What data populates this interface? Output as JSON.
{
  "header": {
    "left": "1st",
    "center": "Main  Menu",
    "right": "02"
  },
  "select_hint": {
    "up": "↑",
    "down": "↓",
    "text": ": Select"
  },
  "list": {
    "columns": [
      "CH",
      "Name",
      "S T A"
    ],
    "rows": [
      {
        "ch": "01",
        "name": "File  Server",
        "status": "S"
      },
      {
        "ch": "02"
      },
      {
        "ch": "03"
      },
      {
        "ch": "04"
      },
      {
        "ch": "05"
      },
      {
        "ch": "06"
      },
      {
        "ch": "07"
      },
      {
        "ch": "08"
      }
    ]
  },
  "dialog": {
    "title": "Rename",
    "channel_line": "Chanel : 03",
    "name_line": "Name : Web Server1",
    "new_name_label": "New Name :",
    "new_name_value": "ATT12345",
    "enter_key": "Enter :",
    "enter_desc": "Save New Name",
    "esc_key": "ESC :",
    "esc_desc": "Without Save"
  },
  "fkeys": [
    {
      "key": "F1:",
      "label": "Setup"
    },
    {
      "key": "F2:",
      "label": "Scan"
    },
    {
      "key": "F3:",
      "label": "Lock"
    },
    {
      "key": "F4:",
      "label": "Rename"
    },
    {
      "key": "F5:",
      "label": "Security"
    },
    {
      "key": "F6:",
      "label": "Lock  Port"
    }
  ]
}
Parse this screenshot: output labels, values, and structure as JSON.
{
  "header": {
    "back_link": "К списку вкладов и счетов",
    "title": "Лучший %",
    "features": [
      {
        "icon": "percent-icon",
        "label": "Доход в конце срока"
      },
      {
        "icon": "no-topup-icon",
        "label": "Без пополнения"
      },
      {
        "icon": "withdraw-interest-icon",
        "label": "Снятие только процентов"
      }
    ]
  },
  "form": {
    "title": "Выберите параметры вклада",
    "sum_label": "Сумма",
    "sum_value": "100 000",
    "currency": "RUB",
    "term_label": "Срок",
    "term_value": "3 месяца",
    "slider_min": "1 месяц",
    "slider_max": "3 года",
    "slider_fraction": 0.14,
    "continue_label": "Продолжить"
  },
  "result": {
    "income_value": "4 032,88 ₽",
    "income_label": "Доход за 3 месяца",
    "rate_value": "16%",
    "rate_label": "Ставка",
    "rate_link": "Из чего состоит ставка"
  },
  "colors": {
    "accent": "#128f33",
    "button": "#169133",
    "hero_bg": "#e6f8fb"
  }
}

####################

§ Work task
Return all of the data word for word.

§ Output of the task
What data populates this interface? Output as JSON.
{
  "header": {
    "left": "1st",
    "center": "Main  Menu",
    "right": "02"
  },
  "select_hint": {
    "up": "↑",
    "down": "↓",
    "text": ": Select"
  },
  "list": {
    "columns": [
      "CH",
      "Name",
      "S T A"
    ],
    "rows": [
      {
        "ch": "01",
        "name": "File  Server",
        "status": "S"
      },
      {
        "ch": "02"
      },
      {
        "ch": "03"
      },
      {
        "ch": "04"
      },
      {
        "ch": "05"
      },
      {
        "ch": "06"
      },
      {
        "ch": "07"
      },
      {
        "ch": "08"
      }
    ]
  },
  "dialog": {
    "title": "Rename",
    "channel_line": "Chanel : 03",
    "name_line": "Name : Web Server1",
    "new_name_label": "New Name :",
    "new_name_value": "ATT12345",
    "enter_key": "Enter :",
    "enter_desc": "Save New Name",
    "esc_key": "ESC :",
    "esc_desc": "Without Save"
  },
  "fkeys": [
    {
      "key": "F1:",
      "label": "Setup"
    },
    {
      "key": "F2:",
      "label": "Scan"
    },
    {
      "key": "F3:",
      "label": "Lock"
    },
    {
      "key": "F4:",
      "label": "Rename"
    },
    {
      "key": "F5:",
      "label": "Security"
    },
    {
      "key": "F6:",
      "label": "Lock  Port"
    }
  ]
}
Parse this screenshot: output labels, values, and structure as JSON.
{
  "header": {
    "back_link": "К списку вкладов и счетов",
    "title": "Лучший %",
    "features": [
      {
        "icon": "percent-icon",
        "label": "Доход в конце срока"
      },
      {
        "icon": "no-topup-icon",
        "label": "Без пополнения"
      },
      {
        "icon": "withdraw-interest-icon",
        "label": "Снятие только процентов"
      }
    ]
  },
  "form": {
    "title": "Выберите параметры вклада",
    "sum_label": "Сумма",
    "sum_value": "100 000",
    "currency": "RUB",
    "term_label": "Срок",
    "term_value": "3 месяца",
    "slider_min": "1 месяц",
    "slider_max": "3 года",
    "slider_fraction": 0.14,
    "continue_label": "Продолжить"
  },
  "result": {
    "income_value": "4 032,88 ₽",
    "income_label": "Доход за 3 месяца",
    "rate_value": "16%",
    "rate_label": "Ставка",
    "rate_link": "Из чего состоит ставка"
  },
  "colors": {
    "accent": "#128f33",
    "button": "#169133",
    "hero_bg": "#e6f8fb"
  }
}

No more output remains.